Now’s the time to embark on a family adventure by train to these easy-to-reach Cornish destinations – and enjoy activities ranging from beach-hopping to axe-throwing.
With the UK gradually opening up, now is a great time to reconnect with loved ones across the country, so hop on a train and take advantage of this quick — and sustainable — mode of transport. Cornwall, with its beautiful coastline and rolling countryside hills – well connected by the Great Western Railway network, including the Night Riviera Sleeper between the West Country and London – is an ideal spot for family adventures. We’ve rounded up some unusual finds away from the crowds.
The old market town of St Austell, just a few miles from the coast, has an industrial feel, but most visitors come here as it’s only a 3mi (5km) bus ride from the Eden Project. Head a bit further south and you’ll come to the Lost Gardens of Heligan, a complex of walled gardens on a 200-acre (80ha) estate that were restored by the creator of the Eden Project. Visitor numbers here, though, are considerably lower, and there’s a variety of gardens with descriptive names such as flower, sundial, melon and Japanese.
Elsewhere, a short drive or bus ride north of St Austell, you’ll find Restormel Castle by the River Fowey — its circular structure was built in the 13th century as a luxury retreat for its medieval owners. The ruins are set amid beautiful countryside, making it a great destination for long family walks.
The coastal town of Falmouth is known for its deep natural harbour and surfing options. It’s a great place for exploring the British seaside and is easily reachable by train — Castle Beach (the most family-friendly beach) is a few minutes’ walk from the station in town. Beach-hopping along the coastal path is a great way to have an adventure here. Start at Gyllyngvase Beach, just 10 minutes from the town centre. The sea here is clean and clear and there are facilities including cafes and restaurants. From here, walk the coastal path to Swanpool Beach, a popular cove on the outskirts of Falmouth. Just around the corner you’ll also find Maenporth Beach, hidden away and backing on to rolling hills. For a more active adventure, head to Loe Beach where you can try out watersports such as sailing, kayaking and windsurfing.
Just a 10-minute walk from Truro’s train station you’ll find the Celtic Tossers — a new axe-throwing establishment that offers an interesting take on a micro-adventure. There are three lanes from which you can hurl axes at a target in a small shed-like building, under the watchful eye of professionals. If you’d rather stay outdoors, you can visit Llama Land, just 3mi (5km) outside of Truro in the Cornish countryside. This 140-acre (57ha) family-owned farm is one of the largest llama farms in the country.

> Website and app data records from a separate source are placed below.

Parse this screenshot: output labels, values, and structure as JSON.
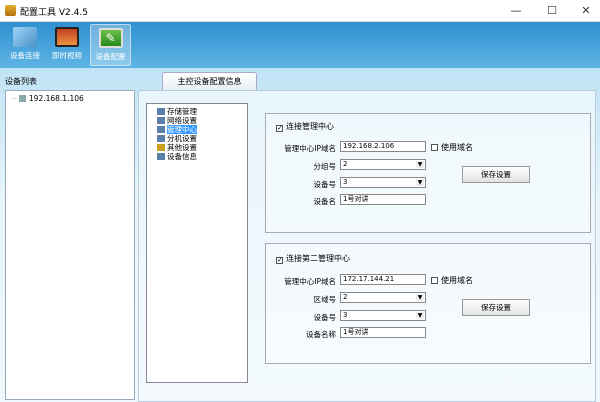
{
  "window": {
    "title": "配置工具 V2.4.5",
    "controls": [
      "minimize",
      "maximize",
      "close"
    ]
  },
  "toolbar": {
    "items": [
      {
        "label": "设备连接",
        "icon": "network-computers-icon"
      },
      {
        "label": "即时视频",
        "icon": "video-monitor-icon"
      },
      {
        "label": "设备配置",
        "icon": "config-wrench-icon",
        "selected": true
      }
    ]
  },
  "device_list": {
    "label": "设备列表",
    "items": [
      "192.168.1.106"
    ]
  },
  "tab": {
    "label": "主控设备配置信息"
  },
  "tree": {
    "items": [
      "存储管理",
      "网络设置",
      "管理中心",
      "分机设置",
      "其他设置",
      "设备信息"
    ],
    "selected": "管理中心"
  },
  "group1": {
    "checkbox_label": "连接管理中心",
    "checked": true,
    "ip_label": "管理中心IP域名",
    "ip_value": "192.168.2.106",
    "use_domain_label": "使用域名",
    "use_domain_checked": false,
    "group_label": "分组号",
    "group_value": "2",
    "device_no_label": "设备号",
    "device_no_value": "3",
    "device_name_label": "设备名",
    "device_name_value": "1号对讲",
    "save_label": "保存设置"
  },
  "group2": {
    "checkbox_label": "连接第二管理中心",
    "checked": true,
    "ip_label": "管理中心IP域名",
    "ip_value": "172.17.144.21",
    "use_domain_label": "使用域名",
    "use_domain_checked": false,
    "area_label": "区域号",
    "area_value": "2",
    "device_no_label": "设备号",
    "device_no_value": "3",
    "device_name_label": "设备名称",
    "device_name_value": "1号对讲",
    "save_label": "保存设置"
  },
  "colors": {
    "toolbar": "#3a9fd8",
    "selection": "#3399ff"
  }
}
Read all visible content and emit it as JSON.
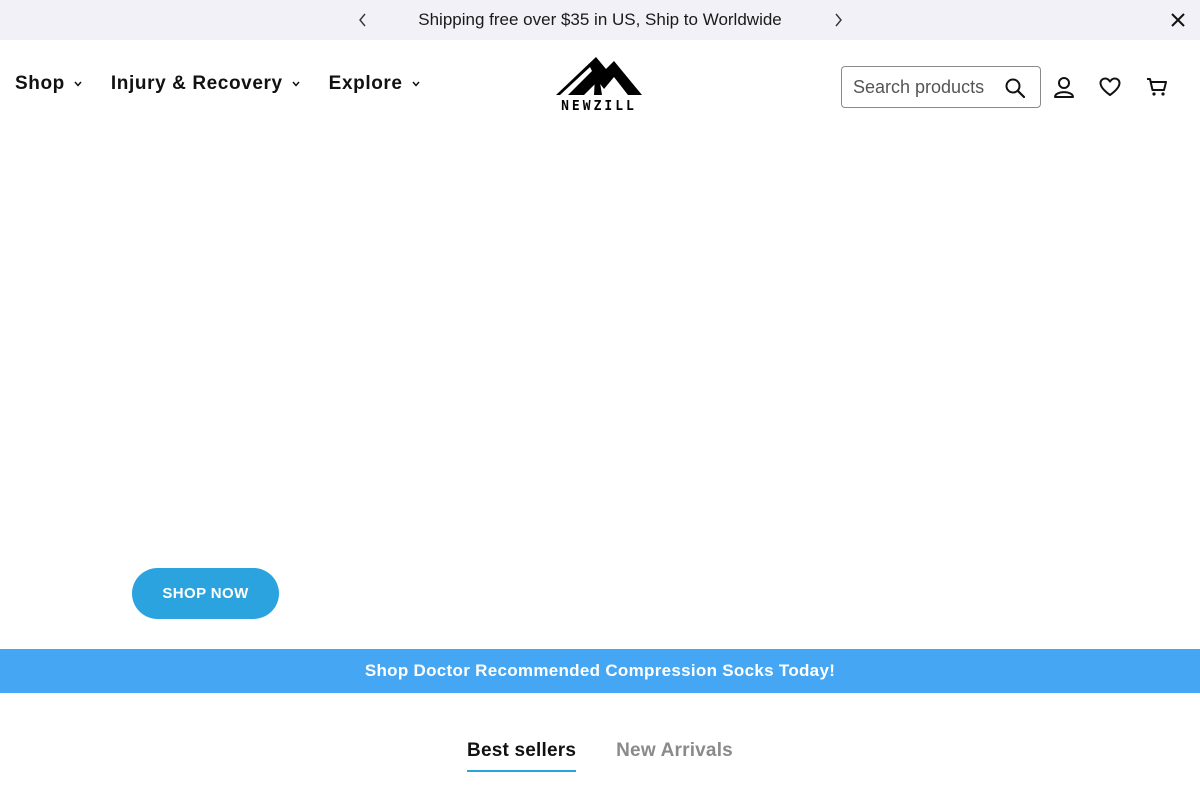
{
  "announcement": {
    "text": "Shipping free over $35 in US, Ship to Worldwide"
  },
  "header": {
    "nav": [
      {
        "label": "Shop"
      },
      {
        "label": "Injury & Recovery"
      },
      {
        "label": "Explore"
      }
    ],
    "logo_text": "NEWZILL",
    "search": {
      "placeholder": "Search products"
    }
  },
  "hero": {
    "cta_label": "SHOP NOW"
  },
  "promo": {
    "text": "Shop Doctor Recommended Compression Socks Today!"
  },
  "tabs": [
    {
      "label": "Best sellers",
      "active": true
    },
    {
      "label": "New Arrivals",
      "active": false
    }
  ],
  "colors": {
    "accent": "#2ba3de",
    "promo_bg": "#45a7f3",
    "announcement_bg": "#f1f1f7"
  }
}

During a three-hour fully guided experience, visitors of all ages can get familiar with the llamas before taking them on a walk through the quaint farm as well as through the surrounding 1,000-year-old woodland. A few miles south of Llama Land, Bosvigo Gardens are another great family attraction. These small walled gardens – with an abundant variety of beautiful and unusual flora – surround a Georgian house and are ideal for an afternoon stroll.
For an adventure a little more off the beaten path, take the train to Luxulyan station and set off on a hike through the surrounding World Heritage Site of Luxulyan Valley. The 3mi (5km) route is circular, running along the River Par. Much of the valley is densely covered in woodland and is known for its ecological diversity as well as for the trackbed of a horse-drawn tramway. North of the valley, Bodmin General station is a great stop for train enthusiasts — visitors here can take a ride on a heritage steam engine, with the option of additional experiences, like afternoon tea for two. The majority of visitors start and end their journey at Bodmin General, where there’s wheelchair access and a coffee shop.
The coastal town of Newquay is known for the impressive Atlantic waves that make it an excellent surf resort. The town itself is popular with tourists and can get fairly busy, so if you’re searching for a quieter spot, the Japanese Garden is a ground of calm, serving as a meditative garden that combines philosophy with nature. After a visit here, you could head south to Lizard Point. It has a real mix of scenic rocky cliffs and sea views, as well as an iconic lighthouse marking the most southerly point of the mainland. En route to Lizard Point you can stop by Lappa Valley — a family-oriented steam railway experience. This one is best suited to families with younger children: there are indoor and outdoor play areas, a musical trail through the surrounding woodland, pedalo swans on a boating lake and an adventure play area.
Save a third with a railcard. Find out more and book your next adventure at GWR.com, on the GWR app, or at a train station.